Article

Uwe Harten

(b Marbach, Lower Austria, Jan 30, 1756; d Vienna, Oct 26, 1823). Austrian composer, organist and theorist. After early music instruction from his father, who was organist at Marbach, he was, from 1763, a choirboy at Mariazell, Styria, where he was taught organ and composition by F.X. Widerhofer. In 1772 he was appointed organist at the orphanage in Vienna by Propst Ignaz Parhamer. He completed his training in Vienna under Albrechtsberger, the influence of whose teaching method is apparent in Preindl's important theoretical work, the posthumously published Wiener Tonschule (1827). In 1775 he became organist at the church of Maria am Gestade; in 1783 he was organist of the Carmelite church in Vienna-Leopoldstadt where Albrechtsberger was regens chori.
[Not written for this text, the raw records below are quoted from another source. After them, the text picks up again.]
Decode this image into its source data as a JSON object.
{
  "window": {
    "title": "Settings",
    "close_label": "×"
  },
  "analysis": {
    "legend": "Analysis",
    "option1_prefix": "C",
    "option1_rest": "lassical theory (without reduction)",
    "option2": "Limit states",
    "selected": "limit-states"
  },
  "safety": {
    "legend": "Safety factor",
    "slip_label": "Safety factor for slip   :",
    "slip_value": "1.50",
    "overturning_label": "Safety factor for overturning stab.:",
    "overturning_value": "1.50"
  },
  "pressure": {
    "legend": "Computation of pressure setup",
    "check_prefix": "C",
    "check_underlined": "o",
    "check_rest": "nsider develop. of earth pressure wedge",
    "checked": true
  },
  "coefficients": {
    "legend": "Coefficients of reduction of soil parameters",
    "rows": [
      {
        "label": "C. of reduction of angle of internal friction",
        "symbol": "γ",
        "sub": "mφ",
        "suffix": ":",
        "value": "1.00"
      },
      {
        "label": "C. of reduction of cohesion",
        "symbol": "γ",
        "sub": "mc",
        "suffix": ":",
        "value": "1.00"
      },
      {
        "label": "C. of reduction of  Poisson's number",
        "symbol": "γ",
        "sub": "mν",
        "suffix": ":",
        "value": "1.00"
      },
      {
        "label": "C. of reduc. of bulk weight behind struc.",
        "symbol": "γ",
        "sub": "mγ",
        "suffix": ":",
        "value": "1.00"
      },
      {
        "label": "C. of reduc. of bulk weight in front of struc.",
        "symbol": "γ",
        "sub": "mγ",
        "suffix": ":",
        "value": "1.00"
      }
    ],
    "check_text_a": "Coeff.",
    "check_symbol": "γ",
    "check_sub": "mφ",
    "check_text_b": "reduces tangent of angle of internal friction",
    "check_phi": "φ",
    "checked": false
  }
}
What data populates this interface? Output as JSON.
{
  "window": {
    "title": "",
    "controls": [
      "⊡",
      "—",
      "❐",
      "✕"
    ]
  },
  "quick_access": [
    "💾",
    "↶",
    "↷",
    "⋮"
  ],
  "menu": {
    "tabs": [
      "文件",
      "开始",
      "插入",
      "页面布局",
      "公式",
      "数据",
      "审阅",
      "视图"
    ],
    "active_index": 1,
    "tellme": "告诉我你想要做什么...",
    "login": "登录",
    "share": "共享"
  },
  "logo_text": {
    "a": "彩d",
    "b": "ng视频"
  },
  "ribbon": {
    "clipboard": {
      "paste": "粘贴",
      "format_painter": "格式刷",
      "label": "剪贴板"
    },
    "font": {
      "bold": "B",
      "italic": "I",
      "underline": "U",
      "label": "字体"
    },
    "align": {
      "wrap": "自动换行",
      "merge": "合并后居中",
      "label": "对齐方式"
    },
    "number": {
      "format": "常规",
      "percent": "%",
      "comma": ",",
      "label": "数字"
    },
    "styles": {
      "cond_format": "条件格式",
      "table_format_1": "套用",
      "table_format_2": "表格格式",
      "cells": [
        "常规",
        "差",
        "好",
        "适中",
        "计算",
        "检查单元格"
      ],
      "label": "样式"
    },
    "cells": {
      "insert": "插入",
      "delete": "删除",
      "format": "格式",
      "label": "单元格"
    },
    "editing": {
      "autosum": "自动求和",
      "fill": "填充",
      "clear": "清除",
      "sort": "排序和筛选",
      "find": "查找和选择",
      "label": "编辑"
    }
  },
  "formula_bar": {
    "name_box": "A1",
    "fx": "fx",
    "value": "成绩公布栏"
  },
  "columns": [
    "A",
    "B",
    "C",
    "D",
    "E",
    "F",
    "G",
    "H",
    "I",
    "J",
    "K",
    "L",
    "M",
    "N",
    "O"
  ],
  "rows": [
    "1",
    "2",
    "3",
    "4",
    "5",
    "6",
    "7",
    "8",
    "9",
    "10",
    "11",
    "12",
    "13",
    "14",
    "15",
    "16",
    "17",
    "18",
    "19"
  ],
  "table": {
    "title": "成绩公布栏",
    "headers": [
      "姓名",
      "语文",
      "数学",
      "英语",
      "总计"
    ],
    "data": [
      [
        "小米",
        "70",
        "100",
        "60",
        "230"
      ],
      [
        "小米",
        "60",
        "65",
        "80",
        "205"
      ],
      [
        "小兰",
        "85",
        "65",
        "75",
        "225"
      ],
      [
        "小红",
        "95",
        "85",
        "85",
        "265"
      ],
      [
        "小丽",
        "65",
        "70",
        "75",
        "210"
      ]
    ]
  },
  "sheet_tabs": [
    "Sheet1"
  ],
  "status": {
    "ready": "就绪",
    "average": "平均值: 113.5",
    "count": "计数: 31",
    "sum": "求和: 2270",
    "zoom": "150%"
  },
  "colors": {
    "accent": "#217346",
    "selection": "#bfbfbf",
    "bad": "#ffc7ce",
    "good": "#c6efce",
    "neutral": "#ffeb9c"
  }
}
In 1787 he moved to the Michaelerkirche where he remained until 1793 when he became Kapellmeister at the Peterskirche. From 1795 he was also vice-Kapellmeister at the Stephansdom and from ...
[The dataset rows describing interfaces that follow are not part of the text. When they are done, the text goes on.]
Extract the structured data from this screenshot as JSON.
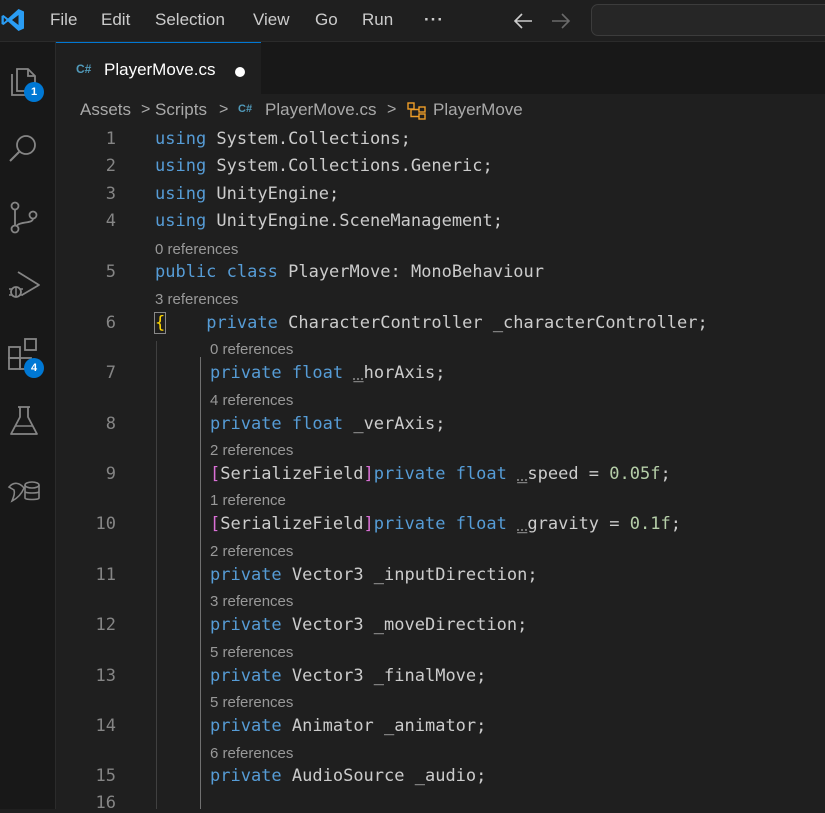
{
  "menu": {
    "items": [
      "File",
      "Edit",
      "Selection",
      "View",
      "Go",
      "Run"
    ],
    "more": "···"
  },
  "activity_bar": {
    "explorer_badge": "1",
    "extensions_badge": "4"
  },
  "tab": {
    "icon_text": "C#",
    "label": "PlayerMove.cs"
  },
  "breadcrumb": {
    "items": [
      "Assets",
      "Scripts",
      "PlayerMove.cs",
      "PlayerMove"
    ],
    "separator": ">"
  },
  "code": {
    "line_numbers": [
      "1",
      "2",
      "3",
      "4",
      "5",
      "6",
      "7",
      "8",
      "9",
      "10",
      "11",
      "12",
      "13",
      "14",
      "15",
      "16"
    ],
    "codelens": [
      "0 references",
      "3 references",
      "0 references",
      "4 references",
      "2 references",
      "1 reference",
      "2 references",
      "3 references",
      "5 references",
      "5 references",
      "6 references"
    ],
    "lines": {
      "l1": [
        "using",
        " System.Collections;"
      ],
      "l2": [
        "using",
        " System.Collections.Generic;"
      ],
      "l3": [
        "using",
        " UnityEngine;"
      ],
      "l4": [
        "using",
        " UnityEngine.SceneManagement;"
      ],
      "l5": [
        "public",
        " ",
        "class",
        " ",
        "PlayerMove",
        ": ",
        "MonoBehaviour"
      ],
      "l6": [
        "{",
        "    ",
        "private",
        " ",
        "CharacterController",
        " _characterController;"
      ],
      "l7": [
        "private",
        " ",
        "float",
        " ",
        "_",
        "horAxis;"
      ],
      "l8": [
        "private",
        " ",
        "float",
        " _verAxis;"
      ],
      "l9": [
        "[",
        "SerializeField",
        "]",
        "private",
        " ",
        "float",
        " ",
        "_",
        "speed = ",
        "0.05f",
        ";"
      ],
      "l10": [
        "[",
        "SerializeField",
        "]",
        "private",
        " ",
        "float",
        " ",
        "_",
        "gravity = ",
        "0.1f",
        ";"
      ],
      "l11": [
        "private",
        " ",
        "Vector3",
        " _inputDirection;"
      ],
      "l12": [
        "private",
        " ",
        "Vector3",
        " _moveDirection;"
      ],
      "l13": [
        "private",
        " ",
        "Vector3",
        " _finalMove;"
      ],
      "l14": [
        "private",
        " ",
        "Animator",
        " _animator;"
      ],
      "l15": [
        "private",
        " ",
        "AudioSource",
        " _audio;"
      ]
    }
  },
  "colors": {
    "accent": "#0078d4",
    "keyword": "#569cd6",
    "type": "#4ec9b0",
    "number": "#b5cea8",
    "bracket_gold": "#ffd700",
    "bracket_purple": "#da70d6"
  }
}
Article

(b Saalfeld, bap. April 24, 1721; d Berlin, 26 or July 27, 1783). German theorist and composer. All information relating to his career before 1754 is based on F.W. Marpurg’s biographical sketch (1754), an autograph album described by Max Seiffert (1889) and comments found in letters Kirnberger wrote to J.N. Forkel in the late 1770s (published in Bellermann, 1871). He received his earliest training on the violin and harpsichord at home, and attended grammar school in Coburg and possibly Gotha. He studied the organ with J.P. Kellner in Gräfenroda before 1738, and then the violin with a musician named Meil and the organ with Heinrich Nikolaus Gerber in Sondershausen in 1738. According to Marpurg, Kirnberger went in 1739 to Leipzig, where he studied composition and performance with Bach for two years (the autograph book shows that he was in Sondershausen in 1740 and Leipzig in ...